Provided information section start
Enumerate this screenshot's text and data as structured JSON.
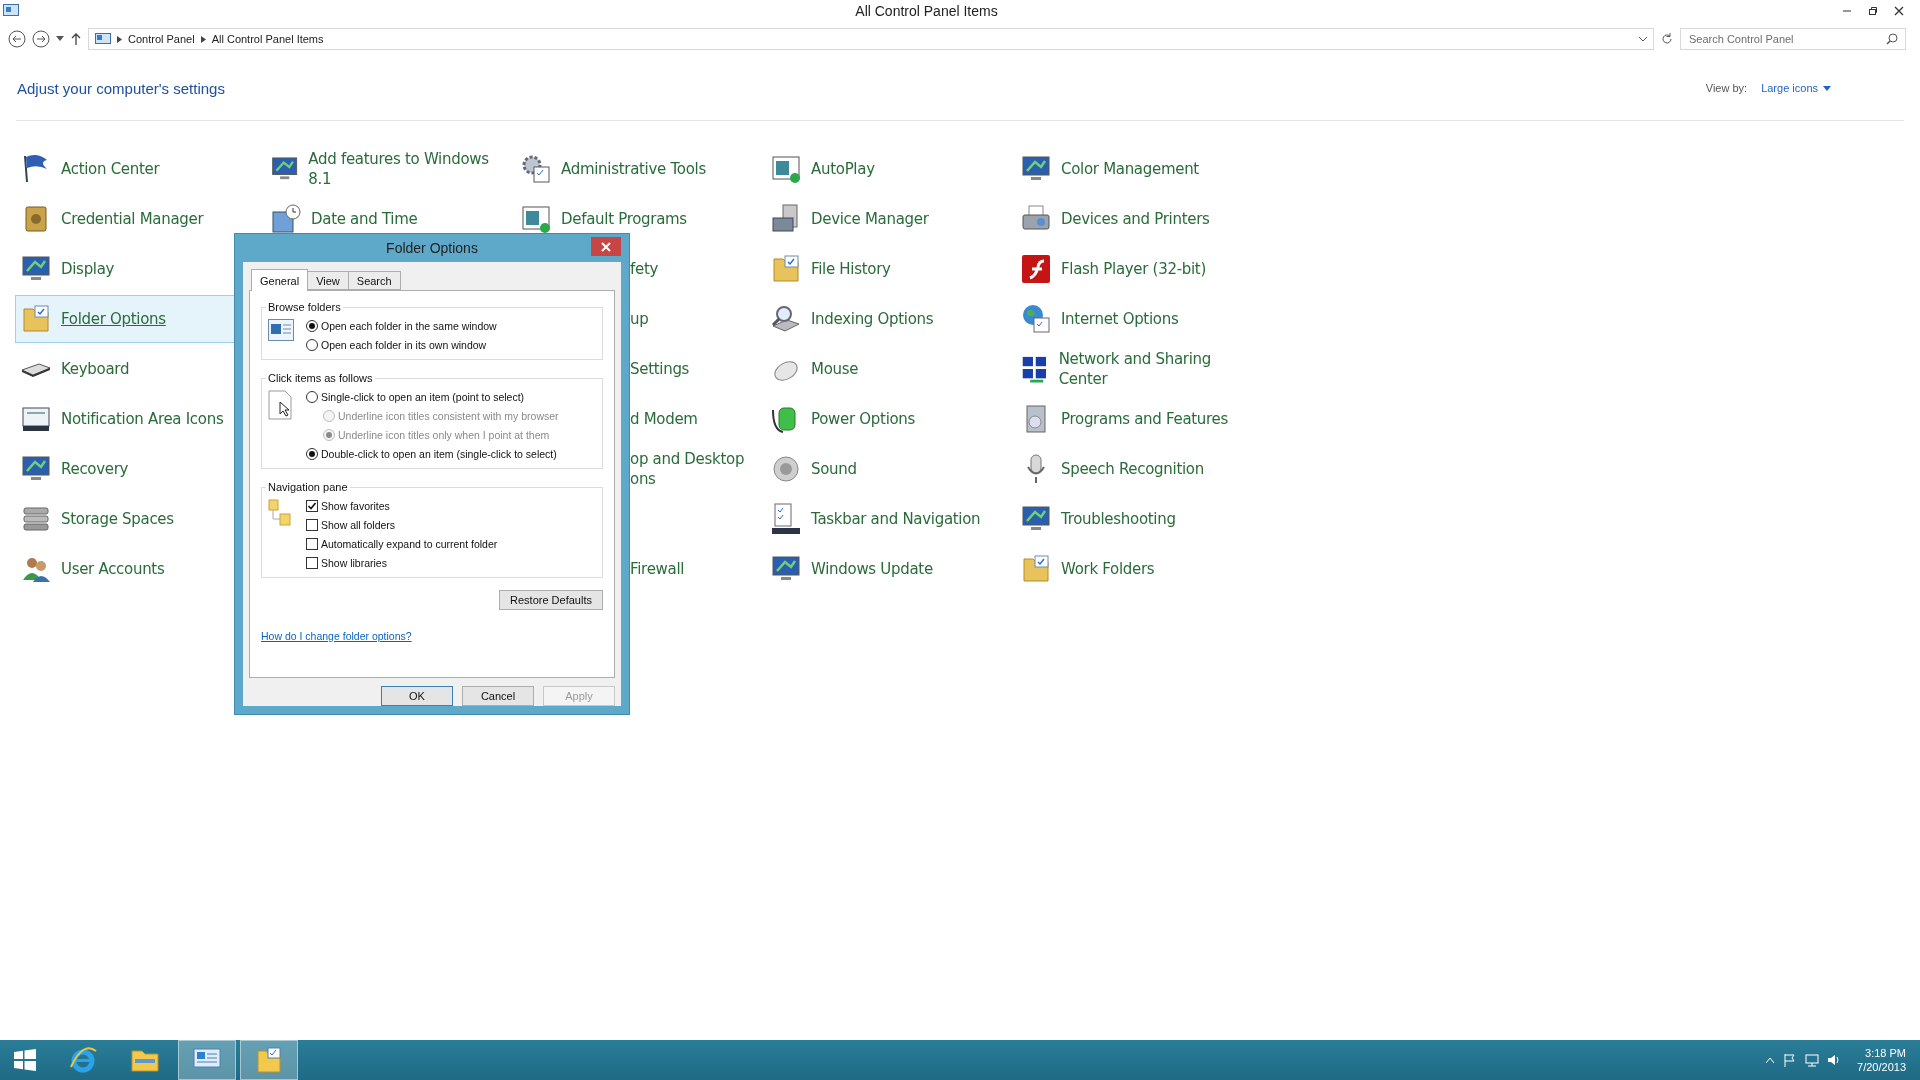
{
  "window": {
    "title": "All Control Panel Items"
  },
  "address": {
    "crumbs": [
      "Control Panel",
      "All Control Panel Items"
    ],
    "search_placeholder": "Search Control Panel"
  },
  "header": {
    "title": "Adjust your computer's settings",
    "view_by_label": "View by:",
    "view_by_value": "Large icons"
  },
  "columns": [
    {
      "items": [
        {
          "kind": "item",
          "label": "Action Center",
          "selected": false
        },
        {
          "kind": "item",
          "label": "Credential Manager",
          "selected": false
        },
        {
          "kind": "item",
          "label": "Display",
          "selected": false
        },
        {
          "kind": "item",
          "label": "Folder Options",
          "selected": true
        },
        {
          "kind": "item",
          "label": "Keyboard",
          "selected": false
        },
        {
          "kind": "item",
          "label": "Notification Area Icons",
          "selected": false
        },
        {
          "kind": "item",
          "label": "Recovery",
          "selected": false
        },
        {
          "kind": "item",
          "label": "Storage Spaces",
          "selected": false
        },
        {
          "kind": "item",
          "label": "User Accounts",
          "selected": false
        }
      ]
    },
    {
      "items": [
        {
          "kind": "item",
          "label": "Add features to Windows 8.1",
          "selected": false
        },
        {
          "kind": "item",
          "label": "Date and Time",
          "selected": false
        }
      ]
    },
    {
      "items": [
        {
          "kind": "item",
          "label": "Administrative Tools",
          "selected": false
        },
        {
          "kind": "item",
          "label": "Default Programs",
          "selected": false
        },
        {
          "kind": "partial",
          "label": "fety",
          "selected": false
        },
        {
          "kind": "partial",
          "label": "up",
          "selected": false
        },
        {
          "kind": "partial",
          "label": "Settings",
          "selected": false
        },
        {
          "kind": "partial",
          "label": "d Modem",
          "selected": false
        },
        {
          "kind": "partial",
          "label": "op and Desktop\nons",
          "selected": false
        },
        {
          "kind": "blank"
        },
        {
          "kind": "partial",
          "label": "Firewall",
          "selected": false
        }
      ]
    },
    {
      "items": [
        {
          "kind": "item",
          "label": "AutoPlay",
          "selected": false
        },
        {
          "kind": "item",
          "label": "Device Manager",
          "selected": false
        },
        {
          "kind": "item",
          "label": "File History",
          "selected": false
        },
        {
          "kind": "item",
          "label": "Indexing Options",
          "selected": false
        },
        {
          "kind": "item",
          "label": "Mouse",
          "selected": false
        },
        {
          "kind": "item",
          "label": "Power Options",
          "selected": false
        },
        {
          "kind": "item",
          "label": "Sound",
          "selected": false
        },
        {
          "kind": "item",
          "label": "Taskbar and Navigation",
          "selected": false
        },
        {
          "kind": "item",
          "label": "Windows Update",
          "selected": false
        }
      ]
    },
    {
      "items": [
        {
          "kind": "item",
          "label": "Color Management",
          "selected": false
        },
        {
          "kind": "item",
          "label": "Devices and Printers",
          "selected": false
        },
        {
          "kind": "item",
          "label": "Flash Player (32-bit)",
          "selected": false
        },
        {
          "kind": "item",
          "label": "Internet Options",
          "selected": false
        },
        {
          "kind": "item",
          "label": "Network and Sharing Center",
          "selected": false
        },
        {
          "kind": "item",
          "label": "Programs and Features",
          "selected": false
        },
        {
          "kind": "item",
          "label": "Speech Recognition",
          "selected": false
        },
        {
          "kind": "item",
          "label": "Troubleshooting",
          "selected": false
        },
        {
          "kind": "item",
          "label": "Work Folders",
          "selected": false
        }
      ]
    }
  ],
  "dialog": {
    "title": "Folder Options",
    "tabs": [
      {
        "label": "General",
        "selected": true
      },
      {
        "label": "View",
        "selected": false
      },
      {
        "label": "Search",
        "selected": false
      }
    ],
    "groups": [
      {
        "title": "Browse folders",
        "options": [
          {
            "kind": "radio",
            "label": "Open each folder in the same window",
            "checked": true,
            "disabled": false
          },
          {
            "kind": "radio",
            "label": "Open each folder in its own window",
            "checked": false,
            "disabled": false
          }
        ]
      },
      {
        "title": "Click items as follows",
        "options": [
          {
            "kind": "radio",
            "label": "Single-click to open an item (point to select)",
            "checked": false,
            "disabled": false,
            "children": [
              {
                "kind": "radio",
                "label": "Underline icon titles consistent with my browser",
                "checked": false,
                "disabled": true
              },
              {
                "kind": "radio",
                "label": "Underline icon titles only when I point at them",
                "checked": true,
                "disabled": true
              }
            ]
          },
          {
            "kind": "radio",
            "label": "Double-click to open an item (single-click to select)",
            "checked": true,
            "disabled": false
          }
        ]
      },
      {
        "title": "Navigation pane",
        "options": [
          {
            "kind": "checkbox",
            "label": "Show favorites",
            "checked": true,
            "disabled": false
          },
          {
            "kind": "checkbox",
            "label": "Show all folders",
            "checked": false,
            "disabled": false
          },
          {
            "kind": "checkbox",
            "label": "Automatically expand to current folder",
            "checked": false,
            "disabled": false
          },
          {
            "kind": "checkbox",
            "label": "Show libraries",
            "checked": false,
            "disabled": false
          }
        ]
      }
    ],
    "restore_button": "Restore Defaults",
    "help_link": "How do I change folder options?",
    "buttons": [
      {
        "label": "OK",
        "default": true,
        "disabled": false
      },
      {
        "label": "Cancel",
        "default": false,
        "disabled": false
      },
      {
        "label": "Apply",
        "default": false,
        "disabled": true
      }
    ]
  },
  "taskbar": {
    "apps": [
      {
        "selected": false
      },
      {
        "selected": false
      },
      {
        "selected": true
      },
      {
        "selected": true
      }
    ],
    "time": "3:18 PM",
    "date": "7/20/2013"
  }
}
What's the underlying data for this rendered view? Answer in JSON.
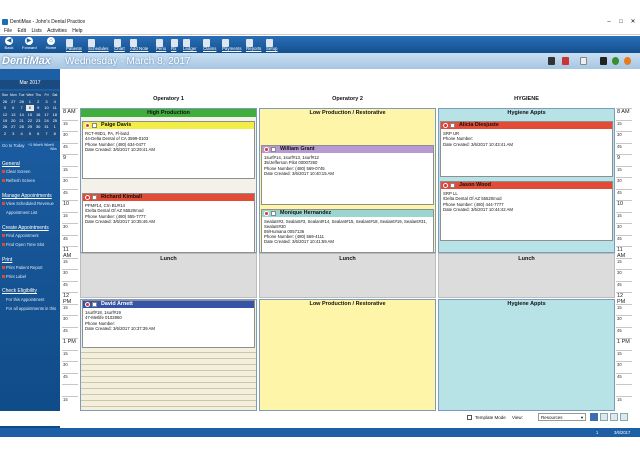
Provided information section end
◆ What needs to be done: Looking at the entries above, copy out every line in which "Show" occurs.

◆ Response area:
            "label": "Show favorites",
            "label": "Show all folders",
            "label": "Show libraries",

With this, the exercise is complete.